Yes, some more fans will purchase tickets and look to shift them on, but this benefits those that they shift them on to (as long as they are charging face value) as the buyer then gets a cheaper ticket. So everyone benefits all round.


I applaud Swansea for taking proactive steps to reduce ticket prices. Anyone who puts up obstacles as to why Arsenal could not do similar need to take a long hard look at themselves. It is those people that allow the club a free ride, those people who will stop the pressure increasing on clubs and continue to accept the poor way that clube treat fans.

Well done Swansea, hopefully Arsenal and all other clubs follow suit.


Man City Away – Ticket Pricing Scandal

So the news out today is that we are being charged a massive £58 to go Manchester City for the away game on 14th December. I don’t think any of us are really surprised at this but the whole away ticket issue has been on the forefront lately and it’s getting worse. We charged City £62 last season I believe which is just a colossal amount for an away fan to have to pay. Our club is just as bad and are not helping the situation.
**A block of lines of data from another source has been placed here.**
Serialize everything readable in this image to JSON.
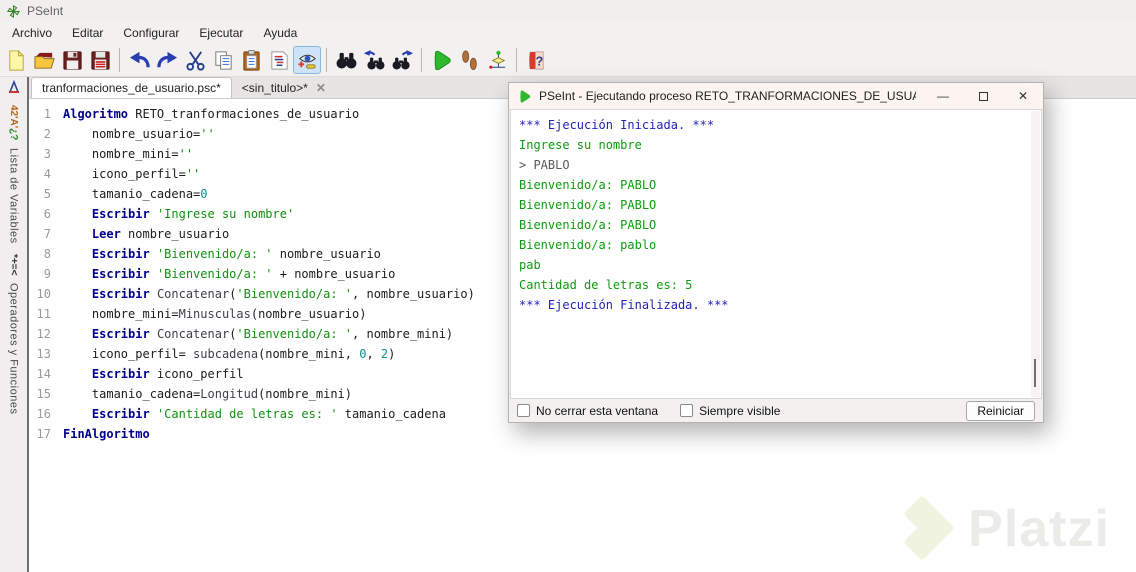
{
  "window": {
    "title": "PSeInt"
  },
  "menubar": {
    "items": [
      "Archivo",
      "Editar",
      "Configurar",
      "Ejecutar",
      "Ayuda"
    ]
  },
  "toolbar": {
    "pressed": "syntax-highlight",
    "groups": [
      [
        "new-file",
        "open-file",
        "save-file",
        "save-all"
      ],
      [
        "undo",
        "redo",
        "cut",
        "copy",
        "paste",
        "format-source",
        "syntax-highlight"
      ],
      [
        "find",
        "find-prev",
        "find-next"
      ],
      [
        "run",
        "run-step",
        "flowchart"
      ],
      [
        "help"
      ]
    ]
  },
  "tabs": [
    {
      "label": "tranformaciones_de_usuario.psc*",
      "active": true
    },
    {
      "label": "<sin_titulo>*",
      "active": false,
      "closable": true
    }
  ],
  "sidebar": {
    "panels": [
      {
        "icon": "variables-icon",
        "glyph": "42'A'",
        "glyph2": "¿?",
        "label": "Lista de Variables"
      },
      {
        "icon": "operators-icon",
        "glyph": "*+=<",
        "glyph2": "",
        "label": "Operadores y Funciones"
      }
    ]
  },
  "editor": {
    "lines": [
      {
        "n": "1",
        "seg": [
          {
            "s": "kw",
            "t": "Algoritmo"
          },
          {
            "s": "pl",
            "t": " RETO_tranformaciones_de_usuario"
          }
        ]
      },
      {
        "n": "2",
        "seg": [
          {
            "s": "pl",
            "t": "    nombre_usuario="
          },
          {
            "s": "str",
            "t": "''"
          }
        ]
      },
      {
        "n": "3",
        "seg": [
          {
            "s": "pl",
            "t": "    nombre_mini="
          },
          {
            "s": "str",
            "t": "''"
          }
        ]
      },
      {
        "n": "4",
        "seg": [
          {
            "s": "pl",
            "t": "    icono_perfil="
          },
          {
            "s": "str",
            "t": "''"
          }
        ]
      },
      {
        "n": "5",
        "seg": [
          {
            "s": "pl",
            "t": "    tamanio_cadena="
          },
          {
            "s": "num",
            "t": "0"
          }
        ]
      },
      {
        "n": "6",
        "seg": [
          {
            "s": "pl",
            "t": "    "
          },
          {
            "s": "kw",
            "t": "Escribir"
          },
          {
            "s": "pl",
            "t": " "
          },
          {
            "s": "str",
            "t": "'Ingrese su nombre'"
          }
        ]
      },
      {
        "n": "7",
        "seg": [
          {
            "s": "pl",
            "t": "    "
          },
          {
            "s": "kw",
            "t": "Leer"
          },
          {
            "s": "pl",
            "t": " nombre_usuario"
          }
        ]
      },
      {
        "n": "8",
        "seg": [
          {
            "s": "pl",
            "t": "    "
          },
          {
            "s": "kw",
            "t": "Escribir"
          },
          {
            "s": "pl",
            "t": " "
          },
          {
            "s": "str",
            "t": "'Bienvenido/a: '"
          },
          {
            "s": "pl",
            "t": " nombre_usuario"
          }
        ]
      },
      {
        "n": "9",
        "seg": [
          {
            "s": "pl",
            "t": "    "
          },
          {
            "s": "kw",
            "t": "Escribir"
          },
          {
            "s": "pl",
            "t": " "
          },
          {
            "s": "str",
            "t": "'Bienvenido/a: '"
          },
          {
            "s": "pl",
            "t": " + nombre_usuario"
          }
        ]
      },
      {
        "n": "10",
        "seg": [
          {
            "s": "pl",
            "t": "    "
          },
          {
            "s": "kw",
            "t": "Escribir"
          },
          {
            "s": "pl",
            "t": " "
          },
          {
            "s": "fn",
            "t": "Concatenar"
          },
          {
            "s": "pl",
            "t": "("
          },
          {
            "s": "str",
            "t": "'Bienvenido/a: '"
          },
          {
            "s": "pl",
            "t": ", nombre_usuario)"
          }
        ]
      },
      {
        "n": "11",
        "seg": [
          {
            "s": "pl",
            "t": "    nombre_mini="
          },
          {
            "s": "fn",
            "t": "Minusculas"
          },
          {
            "s": "pl",
            "t": "(nombre_usuario)"
          }
        ]
      },
      {
        "n": "12",
        "seg": [
          {
            "s": "pl",
            "t": "    "
          },
          {
            "s": "kw",
            "t": "Escribir"
          },
          {
            "s": "pl",
            "t": " "
          },
          {
            "s": "fn",
            "t": "Concatenar"
          },
          {
            "s": "pl",
            "t": "("
          },
          {
            "s": "str",
            "t": "'Bienvenido/a: '"
          },
          {
            "s": "pl",
            "t": ", nombre_mini)"
          }
        ]
      },
      {
        "n": "13",
        "seg": [
          {
            "s": "pl",
            "t": "    icono_perfil= "
          },
          {
            "s": "fn",
            "t": "subcadena"
          },
          {
            "s": "pl",
            "t": "(nombre_mini, "
          },
          {
            "s": "num",
            "t": "0"
          },
          {
            "s": "pl",
            "t": ", "
          },
          {
            "s": "num",
            "t": "2"
          },
          {
            "s": "pl",
            "t": ")"
          }
        ]
      },
      {
        "n": "14",
        "seg": [
          {
            "s": "pl",
            "t": "    "
          },
          {
            "s": "kw",
            "t": "Escribir"
          },
          {
            "s": "pl",
            "t": " icono_perfil"
          }
        ]
      },
      {
        "n": "15",
        "seg": [
          {
            "s": "pl",
            "t": "    tamanio_cadena="
          },
          {
            "s": "fn",
            "t": "Longitud"
          },
          {
            "s": "pl",
            "t": "(nombre_mini)"
          }
        ]
      },
      {
        "n": "16",
        "seg": [
          {
            "s": "pl",
            "t": "    "
          },
          {
            "s": "kw",
            "t": "Escribir"
          },
          {
            "s": "pl",
            "t": " "
          },
          {
            "s": "str",
            "t": "'Cantidad de letras es: '"
          },
          {
            "s": "pl",
            "t": " tamanio_cadena"
          }
        ]
      },
      {
        "n": "17",
        "seg": [
          {
            "s": "kw",
            "t": "FinAlgoritmo"
          }
        ]
      }
    ]
  },
  "dialog": {
    "title": "PSeInt - Ejecutando proceso RETO_TRANFORMACIONES_DE_USUA...",
    "console_lines": [
      {
        "kind": "info",
        "text": "*** Ejecución Iniciada. ***"
      },
      {
        "kind": "out",
        "text": "Ingrese su nombre"
      },
      {
        "kind": "in",
        "text": "> PABLO"
      },
      {
        "kind": "out",
        "text": "Bienvenido/a: PABLO"
      },
      {
        "kind": "out",
        "text": "Bienvenido/a: PABLO"
      },
      {
        "kind": "out",
        "text": "Bienvenido/a: PABLO"
      },
      {
        "kind": "out",
        "text": "Bienvenido/a: pablo"
      },
      {
        "kind": "out",
        "text": "pab"
      },
      {
        "kind": "out",
        "text": "Cantidad de letras es: 5"
      },
      {
        "kind": "info",
        "text": "*** Ejecución Finalizada. ***"
      }
    ],
    "checkbox1": "No cerrar esta ventana",
    "checkbox2": "Siempre visible",
    "restart_label": "Reiniciar"
  },
  "watermark": {
    "text": "Platzi"
  },
  "colors": {
    "keyword": "#00008b",
    "string": "#119111",
    "number": "#0d8f8f",
    "console_out": "#0f9b0f",
    "console_info": "#2323b8",
    "run_green": "#2eb82e"
  }
}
It’s got to take us fans doing something to stop this happening. We need to change the thinking of clubs on the away fan ticket price otherwise where does it stop? Before long you will have spent £200 before even walking out the door on match tickets and trains. With you having to drink and eat when at the game the average fan will not be able to afford the away trips any more. The problem is that when you raise the issue of fans not going to the games and not buying their ticket their response is always the same, if I don’t go someone else will. I understand this and they are right but the only way we can send a message is to vote with our feet and not go to the game. Make sure our away attendance at this game is one of our lowest ever and then people will realise.

Our own club hasn’t helped this situation and in fact we have probably inflamed it with the introduction of categorised games. The class A games are the most expensive in the league and whilst I don’t agree with the prices we charge, what we make our own fans cough up is our own business. This should not interfere with the price we charge away fans, and in fact I believe there should be no difference throughout the league on what away fans are charged. All clubs should charge the away fans the same price, £30/35 at a maximum.
Its happening throughout the league, not just with the so called big clubs like City and ourselves, Norwich charged Arsenal fans double the amount we made their fans pay at our ground. The so called smaller clubs see a cash cow when the big teams roll into town and they know they can charge what they like, as our excellent away fans will pay it and be there regardless.

I know I’m asking for a lot on this and it will probably fall on deaf ears but I encourage all Arsenal fans to not go to the City game, go down the pub with your mates and put £58 into the whip instead, have a few beers and a laugh with your pals in the boozer rather than line the Sheikhs pocket even more.

How they can charge that much when they have one of the richest men in the world who owns their club, not only that but their ground was free and given to them by the council! At least we had to pay for ours out of our own pockets!

Clubs need to follow the lead of Newcastle, Swansea, West Brom, Hull and Palace who have all entered into pricing agreements with each other to ensure away fans do not get charged over the odds. Fans of both clubs will pay the same amount when visiting each other which is a perfect idea. Have a look into this here. Hopefully other clubs take note of this and follow suit.

Have a look at these guys as well, trying to change things for the better